Assigned task: Set the records down again in full, with every word kept.

The records:

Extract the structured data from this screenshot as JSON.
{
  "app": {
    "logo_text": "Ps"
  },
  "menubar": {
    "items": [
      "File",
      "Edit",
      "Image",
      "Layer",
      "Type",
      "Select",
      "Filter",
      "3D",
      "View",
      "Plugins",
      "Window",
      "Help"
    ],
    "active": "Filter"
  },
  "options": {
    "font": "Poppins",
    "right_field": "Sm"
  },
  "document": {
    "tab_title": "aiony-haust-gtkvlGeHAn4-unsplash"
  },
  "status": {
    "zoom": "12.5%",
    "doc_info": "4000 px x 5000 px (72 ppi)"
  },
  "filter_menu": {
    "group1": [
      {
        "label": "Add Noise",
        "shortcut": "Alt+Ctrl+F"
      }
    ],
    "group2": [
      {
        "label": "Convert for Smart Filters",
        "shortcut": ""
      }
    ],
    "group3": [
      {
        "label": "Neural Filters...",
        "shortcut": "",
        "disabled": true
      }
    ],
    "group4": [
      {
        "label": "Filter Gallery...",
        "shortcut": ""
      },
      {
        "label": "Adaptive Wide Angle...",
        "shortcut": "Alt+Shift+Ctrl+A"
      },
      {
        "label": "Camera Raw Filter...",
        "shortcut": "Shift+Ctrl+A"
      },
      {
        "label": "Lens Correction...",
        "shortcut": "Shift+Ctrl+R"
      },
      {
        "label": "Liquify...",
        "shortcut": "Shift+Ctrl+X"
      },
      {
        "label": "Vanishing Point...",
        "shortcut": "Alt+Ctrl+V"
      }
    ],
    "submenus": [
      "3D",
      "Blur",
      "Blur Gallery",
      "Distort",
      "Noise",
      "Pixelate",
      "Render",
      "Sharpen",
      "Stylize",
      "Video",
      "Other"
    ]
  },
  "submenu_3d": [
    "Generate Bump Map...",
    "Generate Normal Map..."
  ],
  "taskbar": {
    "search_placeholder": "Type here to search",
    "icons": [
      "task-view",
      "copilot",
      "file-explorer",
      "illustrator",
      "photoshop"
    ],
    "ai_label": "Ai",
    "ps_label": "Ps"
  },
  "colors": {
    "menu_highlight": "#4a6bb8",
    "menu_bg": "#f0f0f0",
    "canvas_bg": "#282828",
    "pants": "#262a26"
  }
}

Solution below:
Extract the structured data from this screenshot as JSON.
{
  "app": {
    "logo_text": "Ps"
  },
  "menubar": {
    "items": [
      "File",
      "Edit",
      "Image",
      "Layer",
      "Type",
      "Select",
      "Filter",
      "3D",
      "View",
      "Plugins",
      "Window",
      "Help"
    ],
    "active": "Filter"
  },
  "options": {
    "font": "Poppins",
    "right_field": "Sm"
  },
  "document": {
    "tab_title": "aiony-haust-gtkvlGeHAn4-unsplash"
  },
  "status": {
    "zoom": "12.5%",
    "doc_info": "4000 px x 5000 px (72 ppi)"
  },
  "filter_menu": {
    "group1": [
      {
        "label": "Add Noise",
        "shortcut": "Alt+Ctrl+F"
      }
    ],
    "group2": [
      {
        "label": "Convert for Smart Filters",
        "shortcut": ""
      }
    ],
    "group3": [
      {
        "label": "Neural Filters...",
        "shortcut": "",
        "disabled": true
      }
    ],
    "group4": [
      {
        "label": "Filter Gallery...",
        "shortcut": ""
      },
      {
        "label": "Adaptive Wide Angle...",
        "shortcut": "Alt+Shift+Ctrl+A"
      },
      {
        "label": "Camera Raw Filter...",
        "shortcut": "Shift+Ctrl+A"
      },
      {
        "label": "Lens Correction...",
        "shortcut": "Shift+Ctrl+R"
      },
      {
        "label": "Liquify...",
        "shortcut": "Shift+Ctrl+X"
      },
      {
        "label": "Vanishing Point...",
        "shortcut": "Alt+Ctrl+V"
      }
    ],
    "submenus": [
      "3D",
      "Blur",
      "Blur Gallery",
      "Distort",
      "Noise",
      "Pixelate",
      "Render",
      "Sharpen",
      "Stylize",
      "Video",
      "Other"
    ]
  },
  "submenu_3d": [
    "Generate Bump Map...",
    "Generate Normal Map..."
  ],
  "taskbar": {
    "search_placeholder": "Type here to search",
    "icons": [
      "task-view",
      "copilot",
      "file-explorer",
      "illustrator",
      "photoshop"
    ],
    "ai_label": "Ai",
    "ps_label": "Ps"
  },
  "colors": {
    "menu_highlight": "#4a6bb8",
    "menu_bg": "#f0f0f0",
    "canvas_bg": "#282828",
    "pants": "#262a26"
  }
}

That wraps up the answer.